    Candidates for this position should have a Master's degree in an area related to Interaction Design, User Experience Design, data-enabled design and electronic engineering with excellent grades and/or design skills. They should be pro-active and have a 'hands-on' attitude and a strong affinity with recreational sports (such as running) and/or personalized feedback systems as well as with creating experiential prototypes and dealing with data. Skills in prototyping with software and electronics and physical modelling skills are essential. Furthermore, candidates should have the interest and motivation to conduct empirical evaluations of design concepts. Good writing skills, the ability to work in a team of researchers from different universities, and, a strong sense for multidisciplinary approaches are highly valued.

    Good writing and speaking skills in Dutch are an advantage for applicants.


    The appointment is for 4 years, starting by March 1, 2018. The hired researcher will receive a competitive salary as well as excellent employment conditions (including excellent sport facilities and child care). The research in this project must be concluded with writing a PhD thesis. A salary is offered starting at EUR 2,222 per month (gross) in the first year and increasing up to EUR 2,840 per month (gross) in the last (4th) year. Moreover 8% bonus share (holiday supplement) and 8.3% bonus share (end-of-the-year allowance) are provided annually.

    Additionele informatie

    Further information about the project, if necessary, can be obtained from Prof.dr. Steven Vos, Dept of Industrial Design, s.vos@tue.nl

    General information about the organization and the hiring process can be requested from HR Services Industrial Design, +31(0)40 2475336, e-mail: HR-IndustrialDesign@tue.nl.

    Your application must contain the following documents (all in English):
    - a letter explaining your specific interest in the project
    - an extensive curriculum vitae.

    Please note that a maximum of 5 documents of 2 MB each can be uploaded. If you have more than 5 documents you will have to combine them.

    Applications per email are not accepted.

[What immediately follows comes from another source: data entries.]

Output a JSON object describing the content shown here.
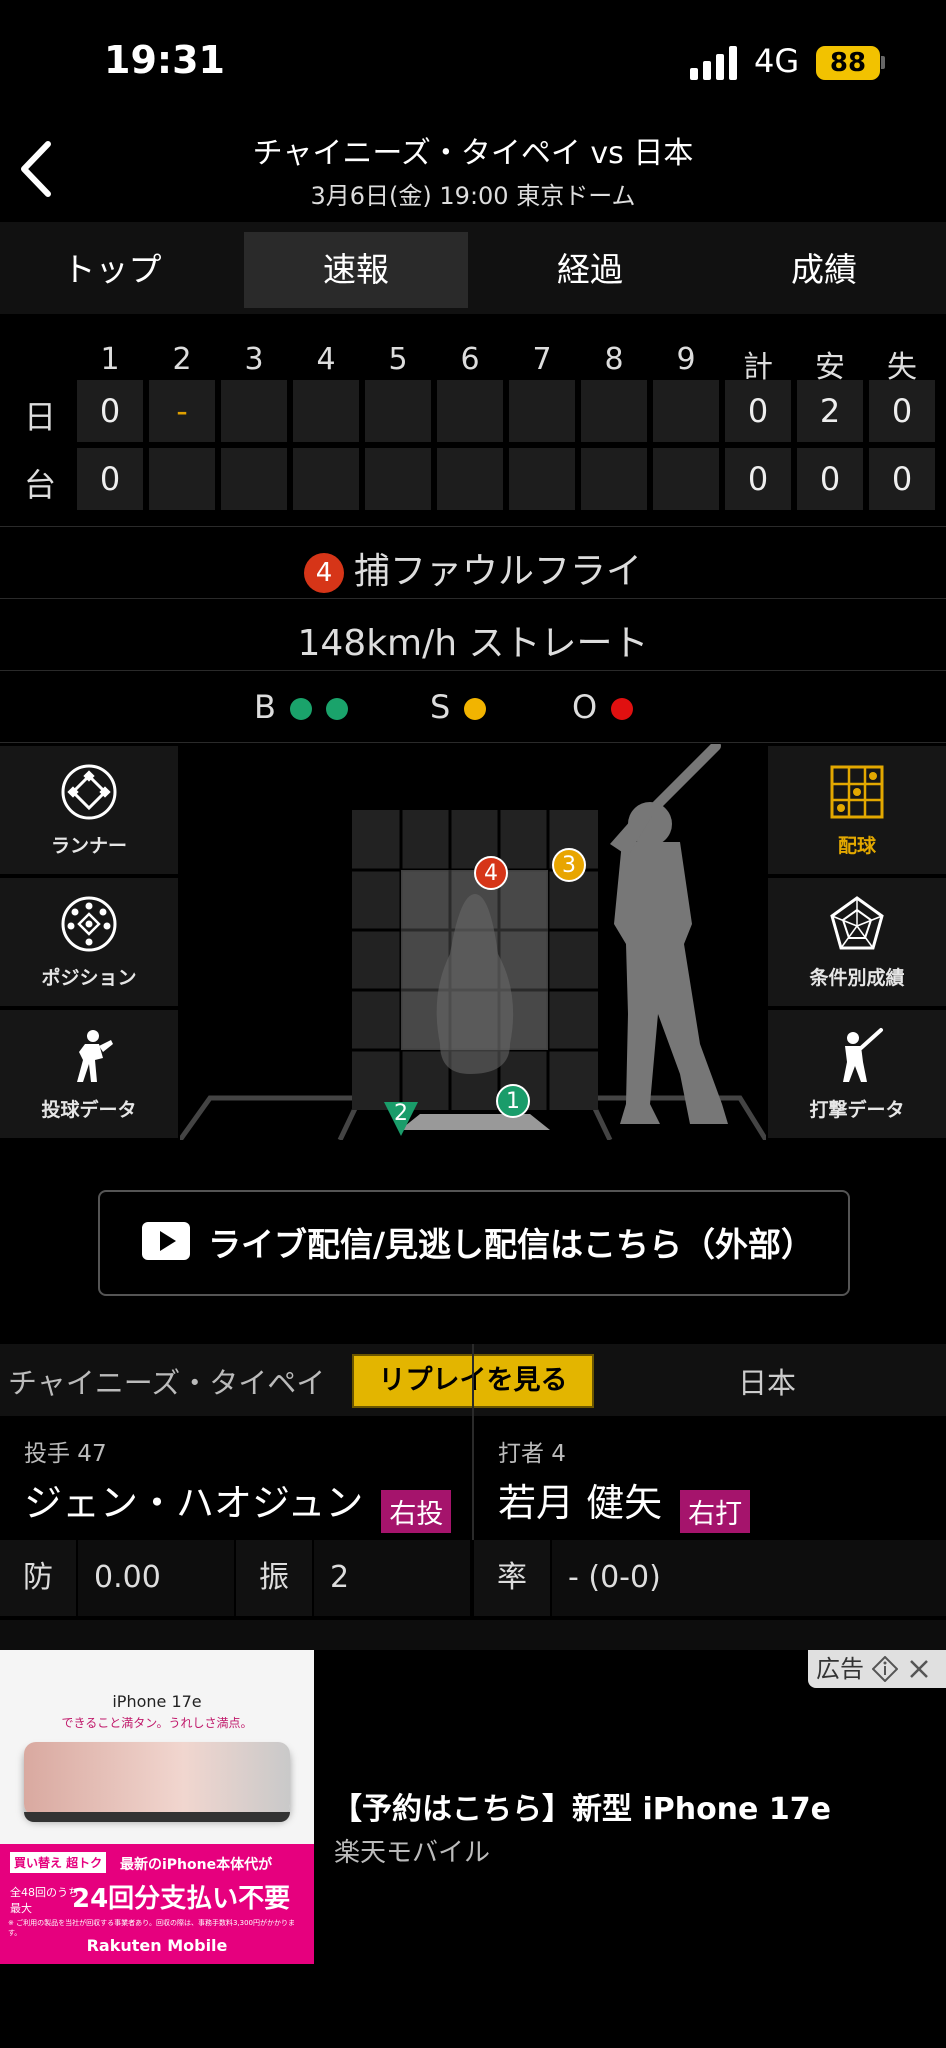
{
  "status": {
    "time": "19:31",
    "network": "4G",
    "battery": "88"
  },
  "header": {
    "title": "チャイニーズ・タイペイ vs 日本",
    "subtitle": "3月6日(金) 19:00 東京ドーム"
  },
  "tabs": [
    {
      "label": "トップ",
      "active": false
    },
    {
      "label": "速報",
      "active": true
    },
    {
      "label": "経過",
      "active": false
    },
    {
      "label": "成績",
      "active": false
    }
  ],
  "scoreboard": {
    "columns": [
      "1",
      "2",
      "3",
      "4",
      "5",
      "6",
      "7",
      "8",
      "9",
      "計",
      "安",
      "失"
    ],
    "rows": [
      {
        "team": "日",
        "cells": [
          "0",
          "-",
          "",
          "",
          "",
          "",
          "",
          "",
          "",
          "0",
          "2",
          "0"
        ]
      },
      {
        "team": "台",
        "cells": [
          "0",
          "",
          "",
          "",
          "",
          "",
          "",
          "",
          "",
          "0",
          "0",
          "0"
        ]
      }
    ],
    "current_marker_color": "#e0a000"
  },
  "play": {
    "pitch_number": "4",
    "result": "捕ファウルフライ",
    "pitch": "148km/h ストレート"
  },
  "count": {
    "ball_label": "B",
    "balls": 2,
    "ball_color": "#1aa36b",
    "strike_label": "S",
    "strikes": 1,
    "strike_color": "#f2b400",
    "out_label": "O",
    "outs": 1,
    "out_color": "#e01010"
  },
  "left_menu": [
    "ランナー",
    "ポジション",
    "投球データ"
  ],
  "right_menu": [
    "配球",
    "条件別成績",
    "打撃データ"
  ],
  "pitches": [
    {
      "num": "4",
      "color": "#d63518",
      "shape": "circle"
    },
    {
      "num": "3",
      "color": "#e8a500",
      "shape": "circle"
    },
    {
      "num": "1",
      "color": "#1a9c6a",
      "shape": "circle"
    },
    {
      "num": "2",
      "color": "#1a9c6a",
      "shape": "triangle"
    }
  ],
  "stream_button": "ライブ配信/見逃し配信はこちら（外部）",
  "matchup": {
    "away_team": "チャイニーズ・タイペイ",
    "replay_label": "リプレイを見る",
    "home_team": "日本",
    "pitcher": {
      "label": "投手 47",
      "name": "ジェン・ハオジュン",
      "hand": "右投"
    },
    "batter": {
      "label": "打者 4",
      "name": "若月 健矢",
      "hand": "右打"
    },
    "stats": [
      {
        "key": "防",
        "value": "0.00"
      },
      {
        "key": "振",
        "value": "2"
      },
      {
        "key": "率",
        "value": "- (0-0)"
      }
    ]
  },
  "ad": {
    "tag": "広告",
    "title": "【予約はこちら】新型 iPhone 17e",
    "sponsor": "楽天モバイル",
    "creative": {
      "product": "iPhone 17e",
      "tagline": "できること満タン。うれしさ満点。",
      "promo1": "買い替え 超トク",
      "promo2": "最新のiPhone本体代が",
      "promo3": "全48回のうち 最大",
      "promo4": "24回分支払い不要",
      "note": "※ ご利用の製品を当社が回収する事業者あり。回収の際は、事務手数料3,300円がかかります。",
      "brand": "Rakuten Mobile"
    }
  }
}
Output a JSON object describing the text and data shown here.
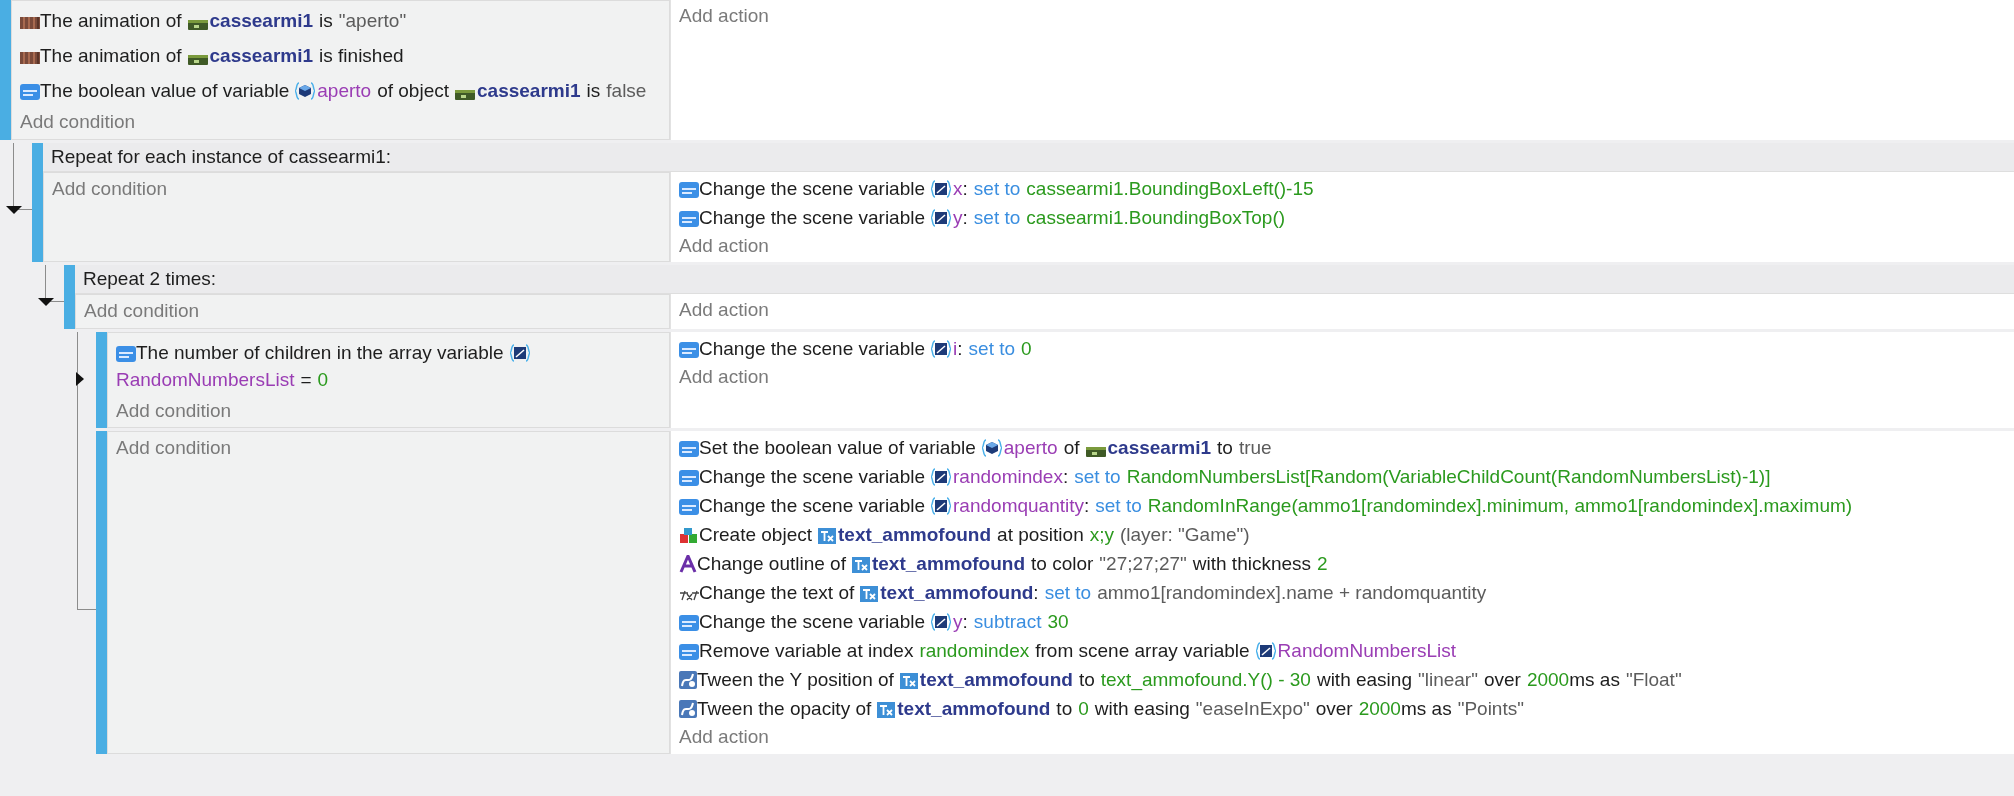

    If you are interested, we invite you to apply before 20 January 2018. You can send us the application through the online job portal of the TU/e: jobs.tue.nl/en/vacancies.html and use the apply now button or click here.

    Interviews are scheduled for 29 January 2018.